**data _{obs}**
are also affected by biogeochemical processes. Introducing the Redfield ratio into the system of equations separates these effects from the conservative mixing solution, replacing the
observational data

We normalize the elements of **G _{ext}** in the extended OMP analysis in two stages:

- the elements in
**G**without the additional column are normalized as described in section 2.2. - the Redfield ratios are normalized by relating them to the parameter/normalized-parameter range:
Here, the normalized ratio

**r**is obtained by relating the SWT values for_{para/P}'*j*-th parameter of the classical OMP analysis (**G**) to the normalized classical SWT values (_{j}**G'**) multiplied by the Redfield ratio_{j}**r**._{para/P}

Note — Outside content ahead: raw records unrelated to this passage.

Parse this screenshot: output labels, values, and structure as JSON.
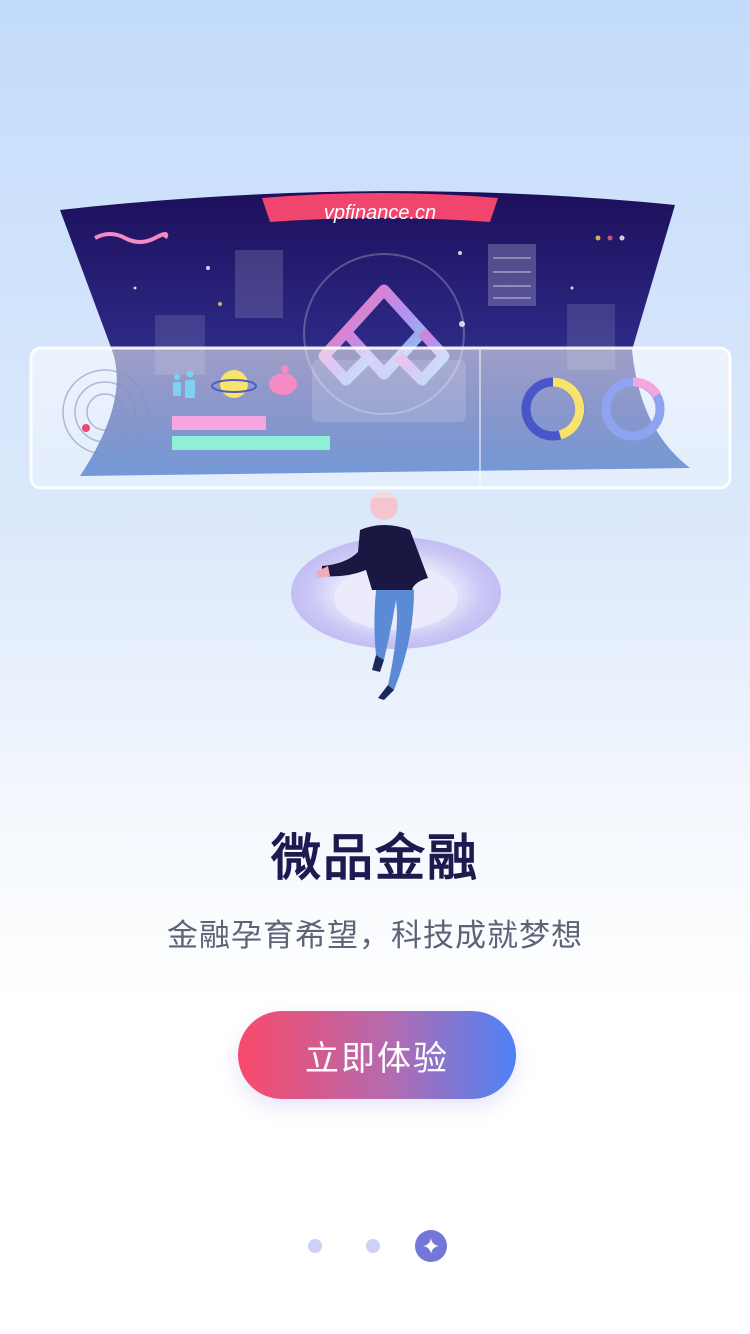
{
  "hero": {
    "banner_text": "vpfinance.cn"
  },
  "app": {
    "title": "微品金融",
    "slogan": "金融孕育希望，科技成就梦想"
  },
  "cta": {
    "label": "立即体验"
  },
  "pagination": {
    "total": 3,
    "active_index": 2
  },
  "colors": {
    "title": "#1c1a4f",
    "cta_gradient_start": "#f84a6a",
    "cta_gradient_end": "#4e82f6",
    "dot_inactive": "#cfd0f5",
    "dot_active": "#7377d8"
  }
}
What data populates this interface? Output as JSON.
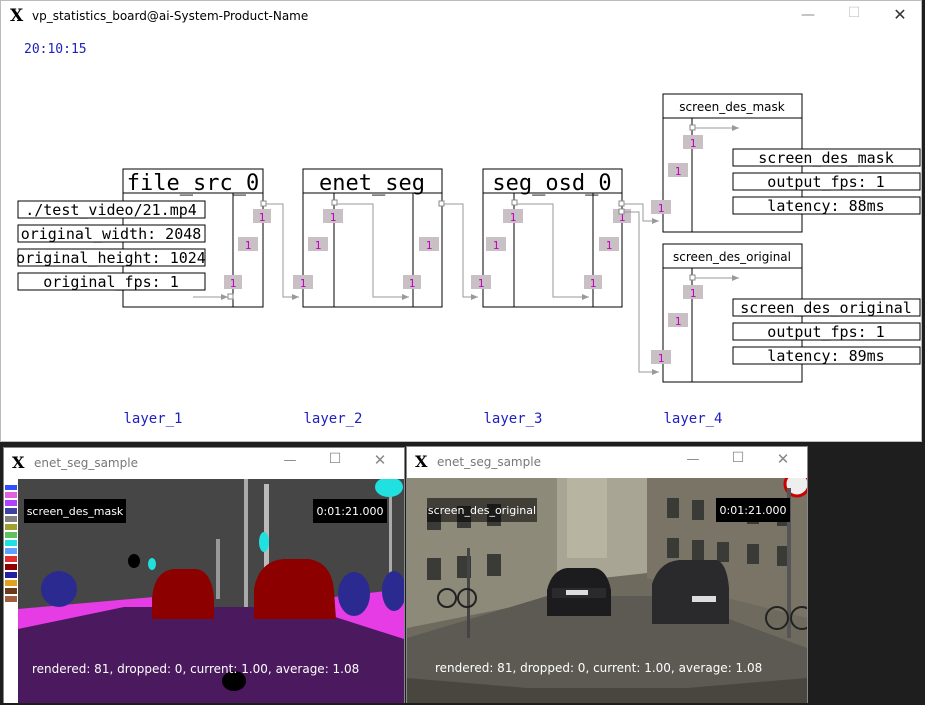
{
  "main_window": {
    "title": "vp_statistics_board@ai-System-Product-Name",
    "clock": "20:10:15",
    "layers": [
      "layer_1",
      "layer_2",
      "layer_3",
      "layer_4"
    ],
    "nodes": {
      "file_src": {
        "name": "file_src_0",
        "props": [
          "./test_video/21.mp4",
          "original_width: 2048",
          "original_height: 1024",
          "original_fps: 1"
        ],
        "badges": [
          "1",
          "1",
          "1"
        ]
      },
      "enet_seg": {
        "name": "enet_seg",
        "badges": [
          "1",
          "1",
          "1",
          "1"
        ]
      },
      "seg_osd": {
        "name": "seg_osd_0",
        "badges": [
          "1",
          "1",
          "1",
          "1"
        ]
      },
      "screen_mask": {
        "name": "screen_des_mask",
        "props": [
          "screen_des_mask",
          "output_fps: 1",
          "latency: 88ms"
        ],
        "badges": [
          "1",
          "1",
          "1"
        ]
      },
      "screen_orig": {
        "name": "screen_des_original",
        "props": [
          "screen_des_original",
          "output_fps: 1",
          "latency: 89ms"
        ],
        "badges": [
          "1",
          "1",
          "1"
        ]
      }
    }
  },
  "sample_windows": [
    {
      "title": "enet_seg_sample",
      "label": "screen_des_mask",
      "timestamp": "0:01:21.000",
      "stats": "rendered: 81, dropped: 0, current: 1.00, average: 1.08"
    },
    {
      "title": "enet_seg_sample",
      "label": "screen_des_original",
      "timestamp": "0:01:21.000",
      "stats": "rendered: 81, dropped: 0, current: 1.00, average: 1.08"
    }
  ],
  "colors": {
    "clock_blue": "#2020c0",
    "layer_blue": "#2020c0",
    "badge_bg": "#c8c0c4",
    "badge_text": "#c000c0",
    "road_purple": "#4b1a5e",
    "sidewalk_magenta": "#e63ce6",
    "car_red": "#8c0000",
    "sky_gray": "#464646"
  },
  "icons": {
    "app": "x-logo-icon",
    "minimize": "minimize-icon",
    "maximize": "maximize-icon",
    "close": "close-icon"
  }
}
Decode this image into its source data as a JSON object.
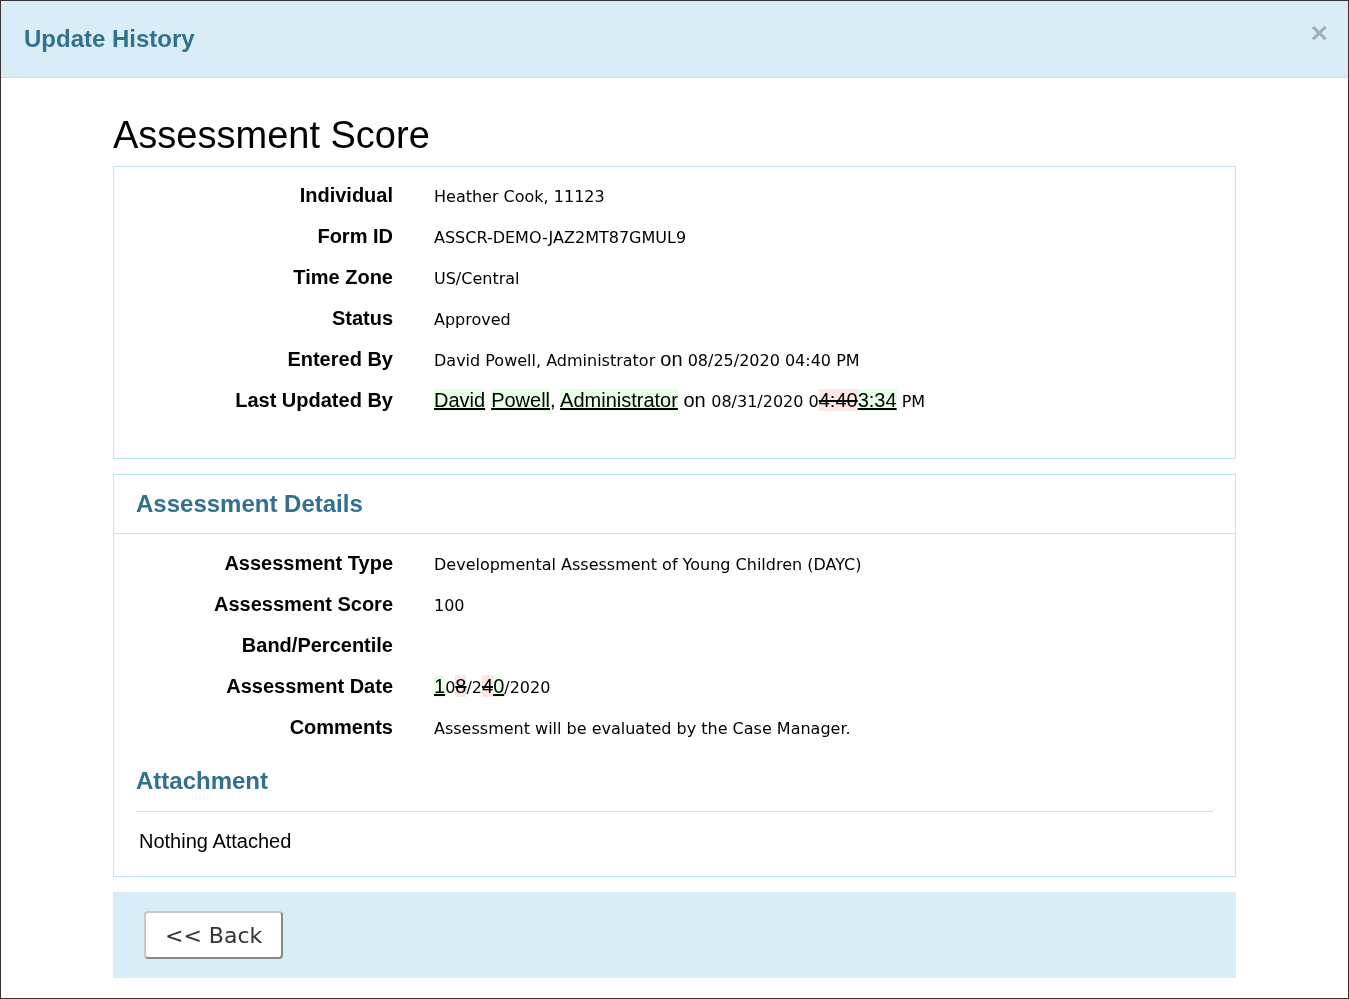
{
  "dialog": {
    "title": "Update History",
    "close": "×"
  },
  "heading": "Assessment Score",
  "summary": [
    {
      "label": "Individual",
      "value": [
        {
          "kind": "text",
          "text": "Heather Cook, 11123"
        }
      ]
    },
    {
      "label": "Form ID",
      "value": [
        {
          "kind": "text",
          "text": "ASSCR-DEMO-JAZ2MT87GMUL9"
        }
      ]
    },
    {
      "label": "Time Zone",
      "value": [
        {
          "kind": "text",
          "text": "US/Central"
        }
      ]
    },
    {
      "label": "Status",
      "value": [
        {
          "kind": "text",
          "text": "Approved"
        }
      ]
    },
    {
      "label": "Entered By",
      "value": [
        {
          "kind": "text",
          "text": "David Powell, Administrator "
        },
        {
          "kind": "sans",
          "text": "on"
        },
        {
          "kind": "text",
          "text": " 08/25/2020 04:40 PM"
        }
      ]
    },
    {
      "label": "Last Updated By",
      "value": [
        {
          "kind": "added",
          "text": "David"
        },
        {
          "kind": "added",
          "text": "Powell"
        },
        {
          "kind": "sans",
          "text": ", "
        },
        {
          "kind": "added",
          "text": "Administrator"
        },
        {
          "kind": "sans",
          "text": " on "
        },
        {
          "kind": "text",
          "text": "08/31/2020 0"
        },
        {
          "kind": "removed",
          "text": "4:40"
        },
        {
          "kind": "added",
          "text": "3:34"
        },
        {
          "kind": "text",
          "text": " PM"
        }
      ]
    }
  ],
  "details": {
    "title": "Assessment Details",
    "rows": [
      {
        "label": "Assessment Type",
        "value": [
          {
            "kind": "text",
            "text": "Developmental Assessment of Young Children (DAYC)"
          }
        ]
      },
      {
        "label": "Assessment Score",
        "value": [
          {
            "kind": "text",
            "text": "100"
          }
        ]
      },
      {
        "label": "Band/Percentile",
        "value": []
      },
      {
        "label": "Assessment Date",
        "value": [
          {
            "kind": "added",
            "text": "1"
          },
          {
            "kind": "text",
            "text": "0"
          },
          {
            "kind": "removed",
            "text": "8"
          },
          {
            "kind": "text",
            "text": "/2"
          },
          {
            "kind": "removed",
            "text": "4"
          },
          {
            "kind": "added",
            "text": "0"
          },
          {
            "kind": "text",
            "text": "/2020"
          }
        ]
      },
      {
        "label": "Comments",
        "value": [
          {
            "kind": "text",
            "text": "Assessment will be evaluated by the Case Manager."
          }
        ]
      }
    ],
    "attachment": {
      "title": "Attachment",
      "text": "Nothing Attached"
    }
  },
  "back_button": "<< Back"
}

with **N** the Brunt - Väisälä frequency, **f** the Coriolis frequency and **g** the acceleration of gravity. In principle, this quantity can be evaluated from the temperature and salinity information supplied with the data, and the OMP analysis package includes the option to have potential vorticity calculated from the supplied data set. This is, however, not necessarily the most appropriate option. Data sets for OMP analysis are based on bottle data and therefore usually widely spaced along the vertical, which gives the calculation of the vertical density gradient (required for the calculation of **N**) from bottle data a somewhat low resolution.

Modern bottle data are usually collected from a CTD/rosette unit, and an alternative procedure could be to use the CTD temperature and salinity data for the calculation of potential vorticity and select the values found at the depth of the bottle data for inclusion in OMP analysis. This requires a separate calculation of potential vorticity from the CTD data before the OMP analysis package can be used. Potential vorticity then has to be supplied as one variable in the data set. (The OMP analysis package automatically checks for the presence of potential vorticity in the data set and only calculates potential vorticity from the bottle data if required. This is fully documented in the run summary at the end of the program run.)

As with all other parameters, the usefulness of potential vorticity depends crucially on the correct water type definitions, which cannot be found from the literature at present. Some investigative work is therefore required before potential vorticity can be included as another water mass tracer. This work may well go beyond the simple definition of source water type values. Here are a few aspects to consider, based on first experience.

Potential vorticity is a first-derivative quantity. (It includes the vertical density gradient.) This makes it a noisy quantity. Some filtering is usually necessary before it can be used as a tracer. Calculating potential vorticity from bottle data is equivalent to filtering. Potential vorticity derived from CTD data and filtered over a depth interval of 30 - 50 m does not differ all that much from potential vorticity derived from bottle data.

Potential vorticity as defined here changes its sign at the equator: When a water mass crosses the equator, the density structure remains more or less unchanged, which means that the Brunt - Väisälä frequency remains the same; but the Coriolis parameter changes its sign. This leads to a conundrum: How can a water mass change the sign of its potential vorticity? The answer is to be found in equatorial dynamics, which assigns an important role to relative vorticity and frictional effects. These aspects will be taken up in one of the next International WOCE Newsletters. In the meantime, please note that OMP Version 2 uses the absolute value of potential vorticity in all calculations.

Within the constraints of these remarks, first experience shows that the inclusion of potential vorticity in OMP analysis adds another tracer without degrading the result. This suggests that geostrophy and the OMP mixing model can be combined into a unified description of the oceanic water mass structure.

Matthias Tomczak

August 1999